Grand prizes in the past have included bows, guns and hunting trips. This year’s grand prize is a 2009 Polaris Sportsman 500 ATV. Most of the prizes are donated by corporate sponsors, which help fund Beast Feast.
The real prizes, however, are the guest speakers. Past speakers include former Gov. Mike Huckabee.
“Our speaker this year will be comedian Brad Stine,” Crockett said. “He gives a hilarious, clean act. He’s not a fisherman or a hunter, but he’s going to be a great speaker for us this year.
“With 2,800 guys, plus vendors and exhibits, it’s hard to find a venue every year that’s big enough. It’s neat to see all of the people that work together to make this thing possible.”
The impact of Beast Feast is being felt outside of the 501.

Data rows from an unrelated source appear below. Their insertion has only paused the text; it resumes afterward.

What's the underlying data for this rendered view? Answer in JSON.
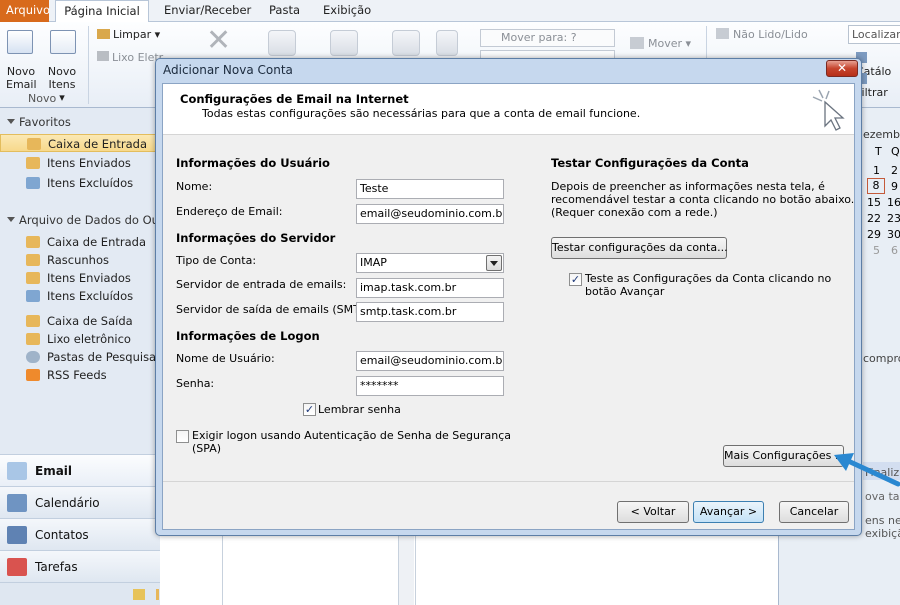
{
  "ribbon": {
    "tabs": [
      "Arquivo",
      "Página Inicial",
      "Enviar/Receber",
      "Pasta",
      "Exibição"
    ],
    "new_email": [
      "Novo",
      "Email"
    ],
    "new_items": [
      "Novo",
      "Itens ▾"
    ],
    "group_novo": "Novo",
    "clean": "Limpar ▾",
    "junk": "Lixo Eletr...",
    "move_to": "Mover para: ?",
    "move": "Mover ▾",
    "unread": "Não Lido/Lido",
    "find": "Localizar",
    "catalog": "Catálo",
    "filter": "Filtrar"
  },
  "nav": {
    "favorites_header": "Favoritos",
    "favorites": [
      "Caixa de Entrada",
      "Itens Enviados",
      "Itens Excluídos"
    ],
    "data_file_header": "Arquivo de Dados do Outlook",
    "data_items": [
      "Caixa de Entrada",
      "Rascunhos",
      "Itens Enviados",
      "Itens Excluídos",
      "Caixa de Saída",
      "Lixo eletrônico",
      "Pastas de Pesquisa",
      "RSS Feeds"
    ],
    "bottom": [
      "Email",
      "Calendário",
      "Contatos",
      "Tarefas"
    ]
  },
  "calendar": {
    "month_partial": "ezembr",
    "day_headers": [
      "T",
      "Q"
    ],
    "rows": [
      [
        "1",
        "2"
      ],
      [
        "8",
        "9"
      ],
      [
        "15",
        "16"
      ],
      [
        "22",
        "23"
      ],
      [
        "29",
        "30"
      ],
      [
        "5",
        "6"
      ]
    ]
  },
  "right_pane": {
    "compro": "compro",
    "finaliz": "Finaliz",
    "nova_tare": "ova tare",
    "itens_nes": "ens nes",
    "exibicao": "exibiçã"
  },
  "dialog": {
    "title": "Adicionar Nova Conta",
    "close": "✕",
    "header_title": "Configurações de Email na Internet",
    "header_sub": "Todas estas configurações são necessárias para que a conta de email funcione.",
    "user_info": "Informações do Usuário",
    "name_label": "Nome:",
    "name_value": "Teste",
    "email_label": "Endereço de Email:",
    "email_value": "email@seudominio.com.br",
    "server_info": "Informações do Servidor",
    "account_type_label": "Tipo de Conta:",
    "account_type_value": "IMAP",
    "incoming_label": "Servidor de entrada de emails:",
    "incoming_value": "imap.task.com.br",
    "outgoing_label": "Servidor de saída de emails (SMTP):",
    "outgoing_value": "smtp.task.com.br",
    "logon_info": "Informações de Logon",
    "username_label": "Nome de Usuário:",
    "username_value": "email@seudominio.com.br",
    "password_label": "Senha:",
    "password_value": "*******",
    "remember_password": "Lembrar senha",
    "spa_line1": "Exigir logon usando Autenticação de Senha de Segurança",
    "spa_line2": "(SPA)",
    "test_header": "Testar Configurações da Conta",
    "test_desc1": "Depois de preencher as informações nesta tela, é",
    "test_desc2": "recomendável testar a conta clicando no botão abaixo.",
    "test_desc3": "(Requer conexão com a rede.)",
    "test_button": "Testar configurações da conta...",
    "test_next_line1": "Teste as Configurações da Conta clicando no",
    "test_next_line2": "botão Avançar",
    "more_settings": "Mais Configurações ...",
    "back": "< Voltar",
    "next": "Avançar >",
    "cancel": "Cancelar"
  },
  "colors": {
    "file_tab": "#d86a1c",
    "arrow": "#2a88d1",
    "selection": "#f7d98b"
  }
}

“Every year we have two to three churches that come up a few days early to learn how to put on a Beast Feast in their own community,” Crockett said. “It’s gone well beyond Conway. We’ve had churches from Texas, Tennessee and Florida that we’ve worked with to help them with the best practices that work to put on an event of this size.”
The Beast Feast has taken some heat through the years for not allowing women to attend.
“You see so many single-parent families these days, and it’s usually the father that is missing from the picture,” Crockett said.
“Our goal is to help build up stronger men in the household. If men would step up and take more of a leadership role in the family – like they’re called to do – then families would have a chance to be stronger.
“We’re trying to give men an opportunity to hear a message that might guide them in the right direction. It’s not about leaving anybody out – it’s about focusing on those that really need to step up.”
Beast Feast 2010 will be held Saturday, Feb. 6. For information on tickets, location and times, visit www.beastfeastarkansas.com .